Aristotle suggests three practical rules of conduct: first, avoid the extreme that is farther from the mean; second, notice what errors we are particularly susceptible to and avoid them diligently; and third, be wary of pleasure, as it often impedes our judgment.


“Virtue” is the most common translation of the Greek word arete, though it is occasionally translated as “excellence.” Virtue is usually an adequate translation in the Ethics because it deals specifically with human excellence, but arete could be used to describe any kind of excellence, such as the sharpness of a knife or the fitness of an athlete.
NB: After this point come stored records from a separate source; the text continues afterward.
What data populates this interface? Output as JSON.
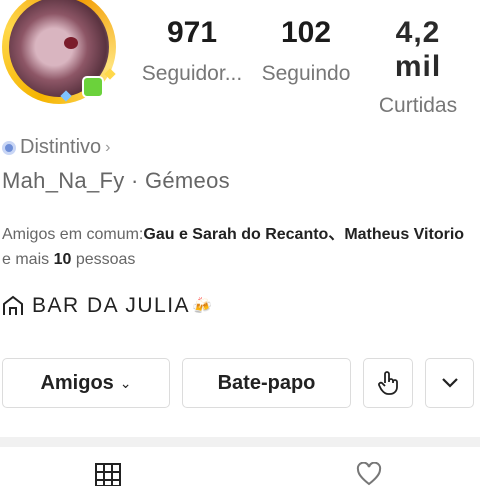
{
  "stats": {
    "followers_value": "971",
    "followers_label": "Seguidor...",
    "following_value": "102",
    "following_label": "Seguindo",
    "likes_value": "4,2 mil",
    "likes_label": "Curtidas"
  },
  "profile": {
    "badge_label": "Distintivo",
    "badge_chevron": "›",
    "username_line": "Mah_Na_Fy · Gémeos",
    "bio_line": "BAR DA JULIA",
    "bio_emoji": "🍻"
  },
  "mutual_friends": {
    "prefix": "Amigos em comum:",
    "names": "Gau e Sarah do Recanto、Matheus Vitorio",
    "middle": " e mais ",
    "count": "10",
    "suffix": " pessoas"
  },
  "actions": {
    "friends_label": "Amigos",
    "friends_caret": "⌄",
    "chat_label": "Bate-papo"
  },
  "icons": {
    "badge": "gem-icon",
    "bio": "house-icon",
    "gesture": "pointing-hand-icon",
    "more": "chevron-down-icon",
    "grid_tab": "grid-icon",
    "liked_tab": "heart-icon"
  },
  "colors": {
    "avatar_ring": "#f5b400",
    "muted_text": "#777777",
    "badge_gem": "#6f8fd8"
  }
}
Just as a knife’s excellence rests in its sharpness, a person’s excellence rests in living according to the various moral and intellectual virtues.

Aristotle describes virtue as a disposition, distinguishing it not only from feelings and faculties, but also (less explicitly) from activities. Aristotle calls happiness an activity, or energeia, in Book I, meaning that happiness is not an emotional state but a way of life. Happiness is exhibited not in how we are but in how we act. Virtue, by contrast, is a disposition, or hexis, meaning that it is a state of being and not an activity. More precisely, virtue is the disposition to act in such a way as to lead a happy life.

Without virtue, we cannot be happy, though possessing virtue does not in itself guarantee happiness. In Book I, Chapter 8, Aristotle points out that those who win honors at the Olympic Games are not necessarily the strongest people present but rather the strongest people who actually compete. Perhaps one of the spectators is strong-er than all of the competitors, but this spectator has no right to win honors. Similarly, a person might have a virtuous disposition but will not lead a happy life unless he or she acts according to this disposition.

It may seem odd to us that Aristotle at no point argues for what dispositions should be considered virtuous and which vicious. The need for justification seems even more pressing in the modern world, where our views on virtue and vice may not entirely agree with Aristotle’s.

However, it is not Aristotle’s intention to convince us of what is virtuous, and he differs from most modern moral philosophers in placing very little emphasis on rational argument in moral development. Instead, as he argues at the beginning of Book II, learning virtue is a matter of habit and proper training. We do not become courageous by learning why courage is preferable to cowardice or rashness, but rather by being trained to be courageous. Only when we have learned to be instinctively courageous can we rightly arrive at any reasoned approval of courage. Recalling that arete may refer to any form of excellence, we might draw an analogy between learning courage and learning rock-climbing. We learn to become good rock-climbers through constant practice, not through reasoned arguments, and only when we have become good rock-climbers and appreciate firsthand the joys of rock-climbing can we properly understand why rock-climbing is a worthwhile activity.